Task item
Filter task. Return each line of the material that holds the string "left".

Data extract
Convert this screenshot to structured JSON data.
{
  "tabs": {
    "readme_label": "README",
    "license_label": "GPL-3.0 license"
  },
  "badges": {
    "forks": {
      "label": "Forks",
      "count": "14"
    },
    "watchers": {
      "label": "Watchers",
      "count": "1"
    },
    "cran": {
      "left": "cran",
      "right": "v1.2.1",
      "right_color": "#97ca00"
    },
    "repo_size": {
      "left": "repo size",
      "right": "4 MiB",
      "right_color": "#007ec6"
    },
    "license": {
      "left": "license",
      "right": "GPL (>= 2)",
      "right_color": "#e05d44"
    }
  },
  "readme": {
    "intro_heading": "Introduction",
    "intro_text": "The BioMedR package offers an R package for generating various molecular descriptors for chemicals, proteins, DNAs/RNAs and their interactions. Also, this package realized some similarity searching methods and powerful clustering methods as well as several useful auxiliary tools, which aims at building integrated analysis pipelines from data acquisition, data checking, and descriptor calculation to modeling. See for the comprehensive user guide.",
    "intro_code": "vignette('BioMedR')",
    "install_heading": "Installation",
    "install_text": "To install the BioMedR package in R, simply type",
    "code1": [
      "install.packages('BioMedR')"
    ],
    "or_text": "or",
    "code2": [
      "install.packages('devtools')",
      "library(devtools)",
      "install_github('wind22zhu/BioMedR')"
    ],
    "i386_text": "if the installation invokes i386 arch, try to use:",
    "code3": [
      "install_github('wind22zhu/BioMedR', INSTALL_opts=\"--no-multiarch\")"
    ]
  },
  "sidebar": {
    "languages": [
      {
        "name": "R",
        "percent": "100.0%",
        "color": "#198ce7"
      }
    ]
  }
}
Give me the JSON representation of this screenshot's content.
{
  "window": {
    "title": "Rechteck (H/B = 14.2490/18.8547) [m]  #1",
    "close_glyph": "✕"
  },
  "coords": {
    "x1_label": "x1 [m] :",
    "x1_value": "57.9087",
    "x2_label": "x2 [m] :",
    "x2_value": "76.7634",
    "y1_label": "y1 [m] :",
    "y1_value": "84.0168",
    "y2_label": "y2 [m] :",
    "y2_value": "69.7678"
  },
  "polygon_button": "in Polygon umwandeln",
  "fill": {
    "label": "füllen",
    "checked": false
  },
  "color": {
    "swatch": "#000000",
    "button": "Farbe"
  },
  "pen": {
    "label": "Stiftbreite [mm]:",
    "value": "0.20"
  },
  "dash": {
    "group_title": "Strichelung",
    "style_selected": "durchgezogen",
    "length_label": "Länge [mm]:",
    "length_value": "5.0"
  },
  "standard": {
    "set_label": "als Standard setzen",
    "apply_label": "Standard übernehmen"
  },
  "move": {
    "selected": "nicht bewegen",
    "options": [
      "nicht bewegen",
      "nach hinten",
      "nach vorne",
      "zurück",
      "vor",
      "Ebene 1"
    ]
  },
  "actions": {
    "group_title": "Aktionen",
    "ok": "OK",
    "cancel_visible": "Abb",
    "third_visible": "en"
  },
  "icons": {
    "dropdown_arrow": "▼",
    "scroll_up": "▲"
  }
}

Your solution
      "left": "cran",
      "left": "repo size",
      "left": "license",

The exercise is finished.